The movement of the poem is subliminal, it drifts and shifts its focus in a stream of consciousness, the smooth transitions unnoticeable, - even the stanzas of her mind wandering back and forth between flashbacks down memory lane of her grandparents talking in a similar manner in their kitchen and fugue state of voices at the back of the bus - then the sudden, startling appearance of the Moose. The surreal mind working irregularly evokes the reality of a “divigation” developed like a musical presentation, wandering from the past to the present, back to the present past as she drifts into sleep.

It is noteworthy how the Moose raises a transcendent “sweet sensation of joy” in all the travelers. Yet the Moose could represent a startling change in her life - perhaps ameliorated by the fact that it is female. Could it represent the Aunts who will save her life?
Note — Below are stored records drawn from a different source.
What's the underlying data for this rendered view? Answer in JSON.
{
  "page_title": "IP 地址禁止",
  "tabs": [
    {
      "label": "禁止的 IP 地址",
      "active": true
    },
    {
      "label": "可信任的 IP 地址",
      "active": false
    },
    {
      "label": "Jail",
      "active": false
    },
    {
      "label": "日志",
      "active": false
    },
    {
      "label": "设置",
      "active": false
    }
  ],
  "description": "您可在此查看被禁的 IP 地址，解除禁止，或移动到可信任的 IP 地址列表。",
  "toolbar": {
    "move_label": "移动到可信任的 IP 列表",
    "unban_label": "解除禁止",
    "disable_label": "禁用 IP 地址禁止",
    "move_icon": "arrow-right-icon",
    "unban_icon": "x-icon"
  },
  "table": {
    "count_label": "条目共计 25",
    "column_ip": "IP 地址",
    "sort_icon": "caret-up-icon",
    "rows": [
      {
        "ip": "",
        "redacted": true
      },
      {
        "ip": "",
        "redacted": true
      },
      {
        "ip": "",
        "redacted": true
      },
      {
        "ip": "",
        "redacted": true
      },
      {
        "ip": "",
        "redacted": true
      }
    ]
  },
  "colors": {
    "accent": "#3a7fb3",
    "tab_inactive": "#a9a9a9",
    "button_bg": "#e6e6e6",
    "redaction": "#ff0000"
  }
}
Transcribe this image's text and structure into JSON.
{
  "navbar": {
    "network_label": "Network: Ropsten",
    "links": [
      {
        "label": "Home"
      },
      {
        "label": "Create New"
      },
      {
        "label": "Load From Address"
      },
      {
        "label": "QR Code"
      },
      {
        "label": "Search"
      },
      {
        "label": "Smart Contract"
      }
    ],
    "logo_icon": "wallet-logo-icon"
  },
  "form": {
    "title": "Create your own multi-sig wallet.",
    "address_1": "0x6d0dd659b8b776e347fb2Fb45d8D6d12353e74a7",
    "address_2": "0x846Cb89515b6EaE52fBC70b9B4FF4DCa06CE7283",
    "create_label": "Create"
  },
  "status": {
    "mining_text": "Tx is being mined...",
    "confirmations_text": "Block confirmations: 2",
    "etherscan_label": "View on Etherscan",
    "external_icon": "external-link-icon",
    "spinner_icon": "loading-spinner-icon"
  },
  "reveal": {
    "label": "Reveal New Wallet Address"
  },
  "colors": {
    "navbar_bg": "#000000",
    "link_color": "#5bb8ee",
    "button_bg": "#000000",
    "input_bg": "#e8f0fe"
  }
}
Like Marianne Moore, Bishops writes about the kinds of adaptation her poems exemplified: concealment, armor, camouflage, indirection, tentativeness, and flight. “The deepest feeling always shows itself in silence,”

“Silence” is an odd assertion for a poet to make, but also a strong enticement to any reader to play, with Moore, her exquisite game of emotional hide-and-seek.

This poem, as all quality art, can be read on various levels. One reading has it that it describes, impersonally, what she calls her “abduction” as a six year old child from the safe secure comfort of her maternal grandparent’s poor Nova Scotian home, to the well off but emotionally cold home of her paternal grandparents, where she became critically ill, until she was taken in by her maternal aunts, Maud and Grace, who nursed her back to life, but where Uncle George sexually molested her. Who knows? The fact that it took her twenty five years to complete may provide a clue.

As the sole beneficiary of her father’s inheritance, Bishop enjoyed a privileged education and life style; not dependent on working for survival.

While most of the diction is colloquial, especially the down to earth dialogue, the two exceptions, are “divigation” (wandering digression) and “other worldly”. The first is demanded by the rhyme scheme, (mostly abcbdc) while the second is arrests our attention by its stark distinctive observation. Some of the rhymes are forced - birches with churches.

The regular rhythms, images and the short line stanzas help the flow, drifting from description to action to dialogue. Only the sighting of the moose breaks the fluency. Her meticulous observations and realistic descriptions of ordinary people speaking in ordinary (sometimes cliched) language, creates the immediacy - “Safe as houses, Sure are big creatures”. When asked about the poem, she simply commented, “that’s what happened”.

The early part of the poem is infused with colour; brown foam, red silt and gravel, pink windshield, blue flanks of bus, silver birches, gray cabbages, white strings and white washed fences…

The bus driver’s rolling his “r’s” accurately reflects his Scottish accent. The bus mud guard described as a “flank” foreshadows the animal in all things.

This is an extraordinarily well constructed poem, immersing us into an experience through detailed engaging description, action and dialogue. The long hard work of a consummate poet dealing with traumatic experience in a detached objective manner.